· The repeated use of the ‘s’ sound reminds the reader of the bullets which are whizzing past the ears of the soldiers. As the lines follow one another so, gradually, the ‘s’ sounds fade away; just as the hail of bullets would do. Intertwined into the same stanza are two other careful uses of alliteration as Owen uses the repeated ‘f’s on the third line and ‘w’s of the fourth line to form intricate word patterns. A clear example of assonance can be found in the third stanza where the sound of a long ‘o’ in the words 'soak', 'know' and 'grow' emphasises the slow tedious wait for something to occur. This same long ‘o’ sound occurs again in the sixth stanza
4. Find and list the three similes in these poems.
· soldiers in World War I are said to be “Bent double, like old beggars under sacks.” Here the simile is unpleasant, since a beggar is poor and without...
· Till on the haunting flares we turned our backs
And towards our distant rest began to trudge.
· Men marched asleep.
5. What is the rhyme scheme of ‘Dulce et Decorum Est’?
· Upon one's first consideration of Wilfred Owen's poem, "Dulce Et Decorum Est", the form it takes appears conventional. It rhymes well enough, following an ABAB, CDCD, etc. pattern and traveling in one 8-line stanza, one 6-line stanza, one 2-line stanza and one 12-line stanza.
6. Choose one of the Wilfred owen poems and list the number of syllables in each lines. Are there any lines that have a drastically different number of syllables from the average?
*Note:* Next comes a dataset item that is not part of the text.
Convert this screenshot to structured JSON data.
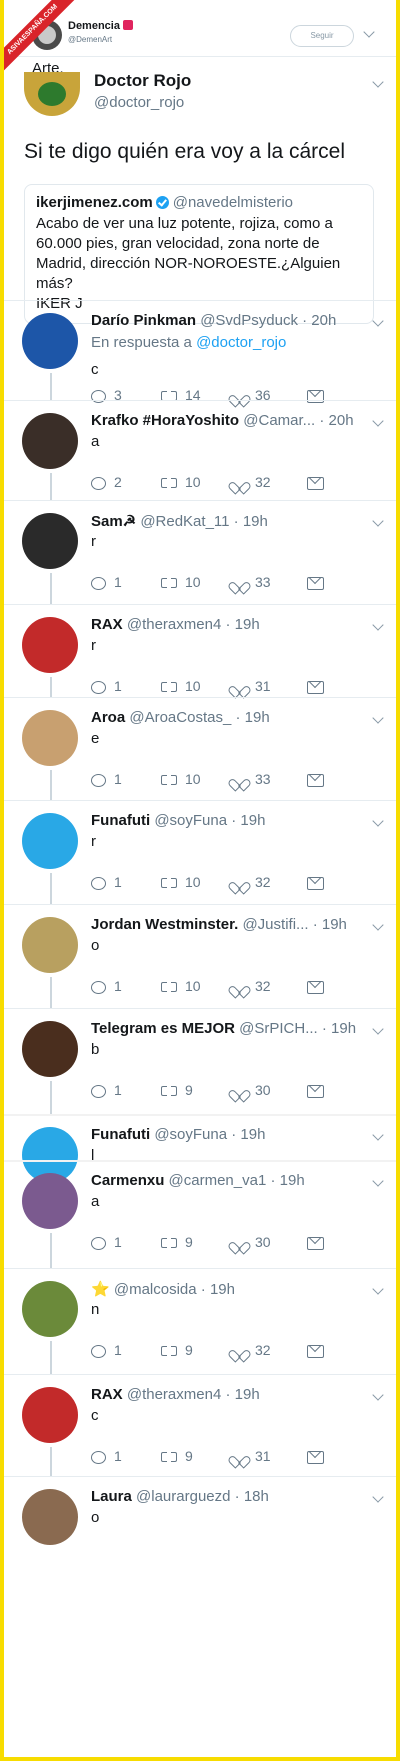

Why do you think that is?
· There are three time periods referred to in the poem. You could ask...